Fourteen-year-old Tommy Philips doesn’t know where he comes from. He has questions that his foster parents can’t answer, questions about who he is and what makes him so different from everyone around him. When he stumbles across evidence that one of his teachers has been guarding him for years, Tommy begins an investigation that will uncover a history he never could have guessed.
Rowan Darren wasn’t just born to be a soldier, he was made to be one. The Nospious, a collection of twelve Houses of genetically-engineered humans, live in silent conflict, fighting quiet political wars against each other and the outside world, constantly trying to advance their interests to the detriment of anyone who gets in their way, while concealing their existence. Rowan, of the House of Aries, is no exception. After years overseas, expanding his House’s influence, Rowan is coming home, but the home waiting for him is anything but simple, and survival will require more than a few modified genomes.
Though he goes by Samuel, his name is ‘Three,’ and ever since The War claimed the lives of his siblings, he has been the oldest living synthetic lifeform on Earth.
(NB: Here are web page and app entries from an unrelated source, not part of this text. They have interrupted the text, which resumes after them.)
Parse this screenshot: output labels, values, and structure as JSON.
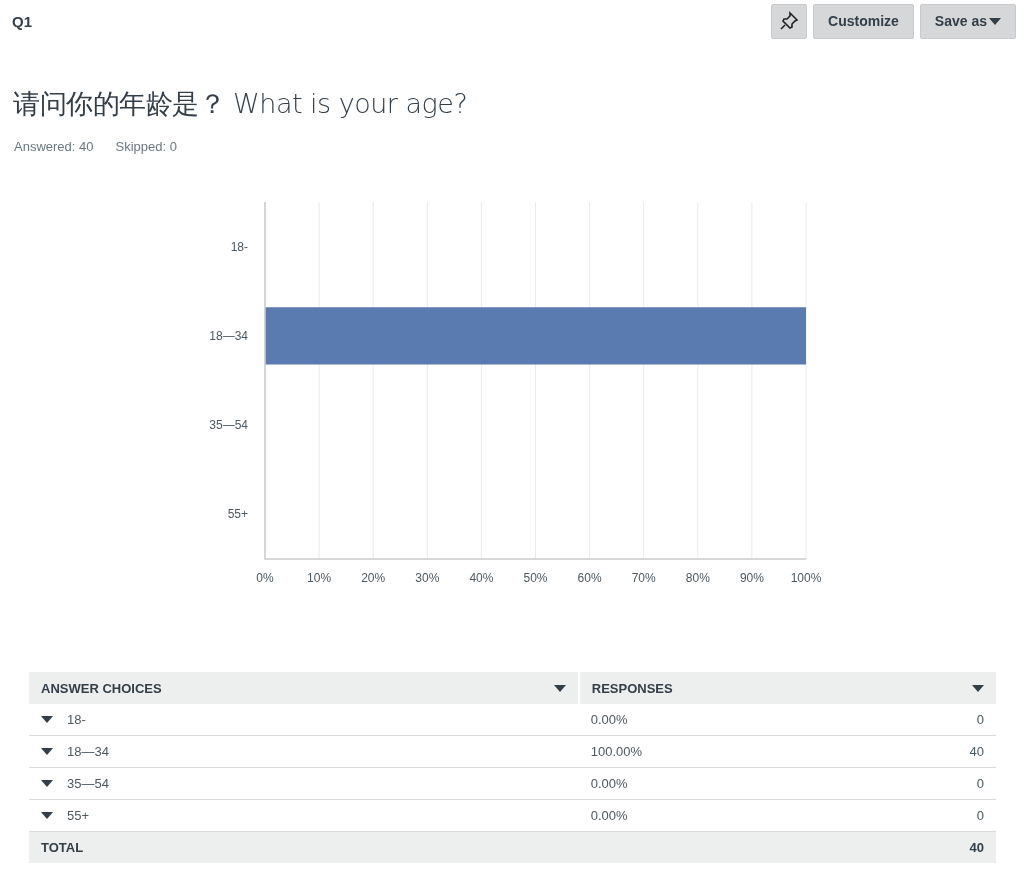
{
  "header": {
    "question_number": "Q1",
    "buttons": [
      {
        "kind": "pin"
      },
      {
        "kind": "text",
        "label": "Customize"
      },
      {
        "kind": "dropdown",
        "label": "Save as"
      }
    ]
  },
  "question": {
    "title": "请问你的年龄是？ What is your age?",
    "answered": "Answered: 40",
    "skipped": "Skipped: 0"
  },
  "chart_data": {
    "type": "bar",
    "orientation": "horizontal",
    "categories": [
      "18-",
      "18—34",
      "35—54",
      "55+"
    ],
    "series": [
      {
        "color": "#5a7bb0",
        "values": [
          0,
          100,
          0,
          0
        ]
      }
    ],
    "grid": true,
    "xlim": [
      0,
      100
    ],
    "xticks": [
      {
        "value": 0,
        "label": "0%"
      },
      {
        "value": 10,
        "label": "10%"
      },
      {
        "value": 20,
        "label": "20%"
      },
      {
        "value": 30,
        "label": "30%"
      },
      {
        "value": 40,
        "label": "40%"
      },
      {
        "value": 50,
        "label": "50%"
      },
      {
        "value": 60,
        "label": "60%"
      },
      {
        "value": 70,
        "label": "70%"
      },
      {
        "value": 80,
        "label": "80%"
      },
      {
        "value": 90,
        "label": "90%"
      },
      {
        "value": 100,
        "label": "100%"
      }
    ]
  },
  "table": {
    "columns": [
      "ANSWER CHOICES",
      "RESPONSES"
    ],
    "rows": [
      {
        "choice": "18-",
        "percent": "0.00%",
        "count": "0"
      },
      {
        "choice": "18—34",
        "percent": "100.00%",
        "count": "40"
      },
      {
        "choice": "35—54",
        "percent": "0.00%",
        "count": "0"
      },
      {
        "choice": "55+",
        "percent": "0.00%",
        "count": "0"
      }
    ],
    "total": {
      "label": "TOTAL",
      "count": "40"
    }
  }
}
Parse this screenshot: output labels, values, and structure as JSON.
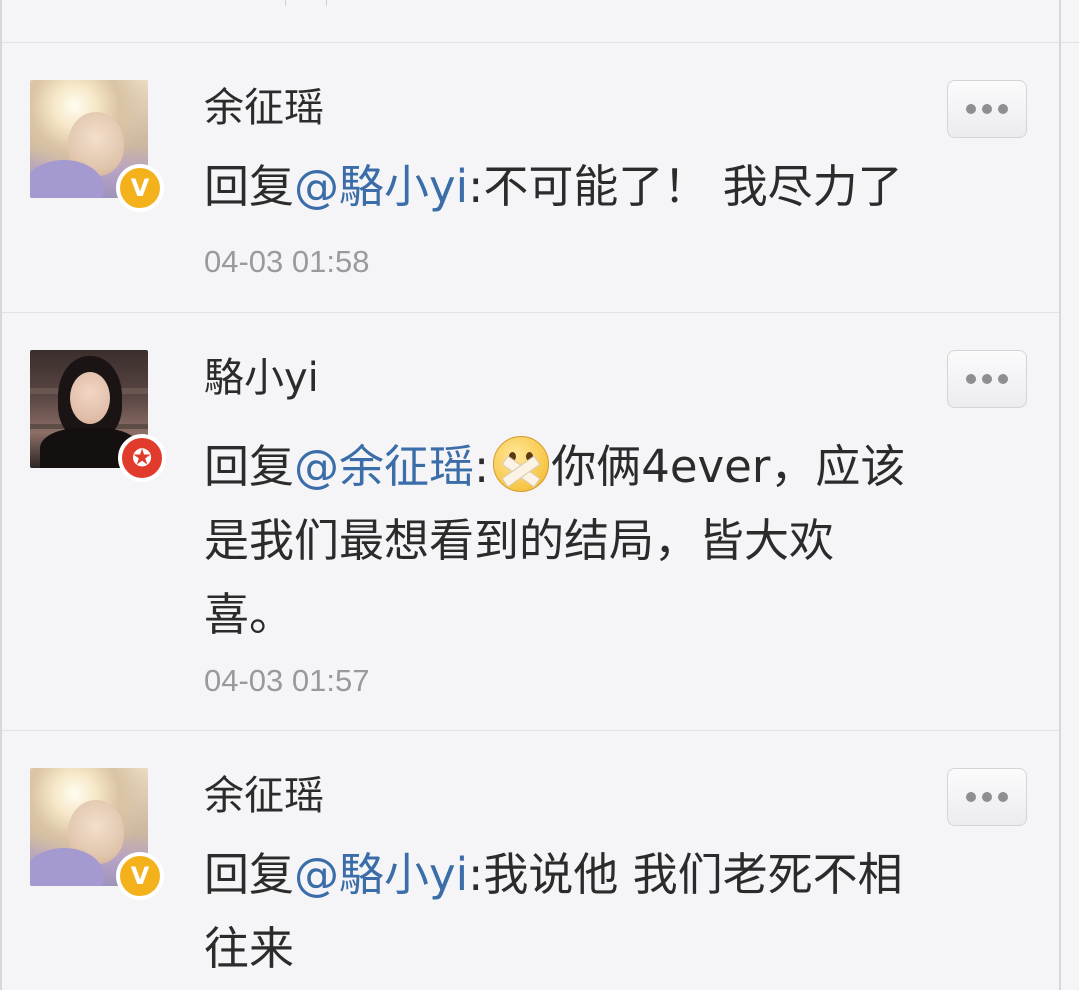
{
  "comments": [
    {
      "username": "余征瑶",
      "reply_prefix": "回复",
      "mention": "@駱小yi",
      "text_line1": ":不可能了！ 我尽力了",
      "timestamp": "04-03 01:58",
      "badge": "V",
      "avatar_style": "light"
    },
    {
      "username": "駱小yi",
      "reply_prefix": "回复",
      "mention": "@余征瑶",
      "text_line1_a": ":",
      "emoji": "zipped-mouth-emoji",
      "text_line1_b": "你俩4ever，应该",
      "text_line2": "是我们最想看到的结局，皆大欢",
      "text_line3": "喜。",
      "timestamp": "04-03 01:57",
      "badge": "✪",
      "avatar_style": "dark"
    },
    {
      "username": "余征瑶",
      "reply_prefix": "回复",
      "mention": "@駱小yi",
      "text_line1": ":我说他 我们老死不相",
      "text_line2": "往来",
      "badge": "V",
      "avatar_style": "light"
    }
  ],
  "colors": {
    "mention": "#3b6da8",
    "text": "#2b2b2b",
    "timestamp": "#9a9a9e",
    "badge_v": "#f3b11c",
    "badge_star": "#e13b2c"
  },
  "icons": {
    "more": "more-dots-icon",
    "verified": "verified-v-icon",
    "star": "star-badge-icon"
  }
}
Maintaining control over the increasingly restless Society of Machines has always been difficult, but a second war has been brewing for years, and if Samuel doesn’t get in front of it in time, it will cost the Society both lives and the secrecy that they’ve cultivated for years.
Three lives moving in very different directions will all meet at a crossroads, and all three will be forever changed.